This poem was written outside the fishbowl sessions. It was inspired by a comment from rix_scaedu pinpointing one of the main themes of the series, under the poem "Wild Hearts Can't Be Spoken." It has been sponsored by Shirley Barrette. Read about turkey vultures and Uriel.
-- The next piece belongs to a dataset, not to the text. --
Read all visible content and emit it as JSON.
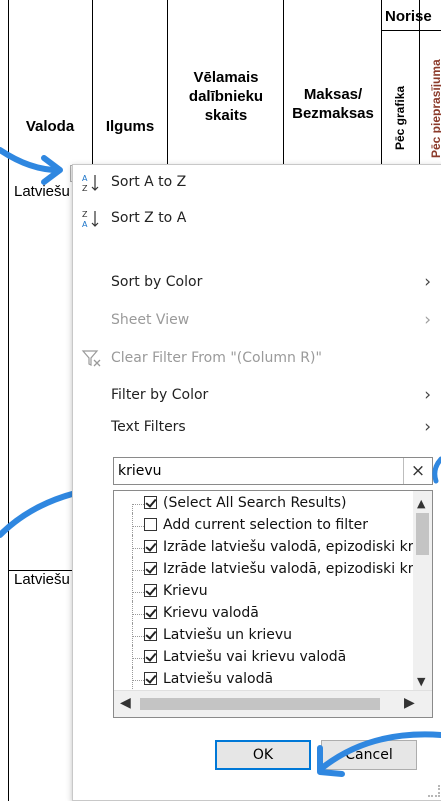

You can find the other poems in the Fledgling Grace series via the Serial Poetry page.
The servants of Uriel are quiet folk,
for the Angel of Death has no need
of trumpets or fanfare.
They move discreetly in their dark suits
and people step aside for them.
Like Uriel, they are the ones
who stand guard between life and death,
who deal in repentance and forgiveness,
who listen to deathbed confessions
and confer the last rites,
who attend to the bodies of the dead.
They are priests and undertakers,
thanatologists and grief counselors,
people who serve in a dozen silent ways.
They are not surprised
when the Fledging brings them
the solemn black wings of the turkey vulture
with the hidden silver lining of the pinions.
They know that Uriel does not have
the shining white wings
that artists often paint on every angel,
nor the brilliant colors that the more discerning
may assign to the archangels.
They know who walks beside the dying,
who soars above the departing souls,
who guides them each and all
through the valley of the shadow
so that nobody -- not one of God's creatures --
should ever have to die alone.
For the Angel of Death will always find them,
as the vultures always find the dying in the desert,
will always come on broad black wings
and with his cool shadow blot out the burning of the sun.
They know who has given them their wings,
these wings, his wings,
and it may have been by God's leave
but it was Uriel's doing.
Now the servants of death
have black wings to go with their black cloth,
vast wings to cast a comforting shade
or wrap around weeping shoulders,
pinions with silver linings as a reminder of grace.
When they think of flight,
they do not think of fluffy clouds and blue skies
but of hot dry air and open desert around
the valley of the shadow of death.
There are always souls in the valley, and
there are always vultures aloft to keep watch over them,
for the passage is difficult -- even with company --
and the only way out is through.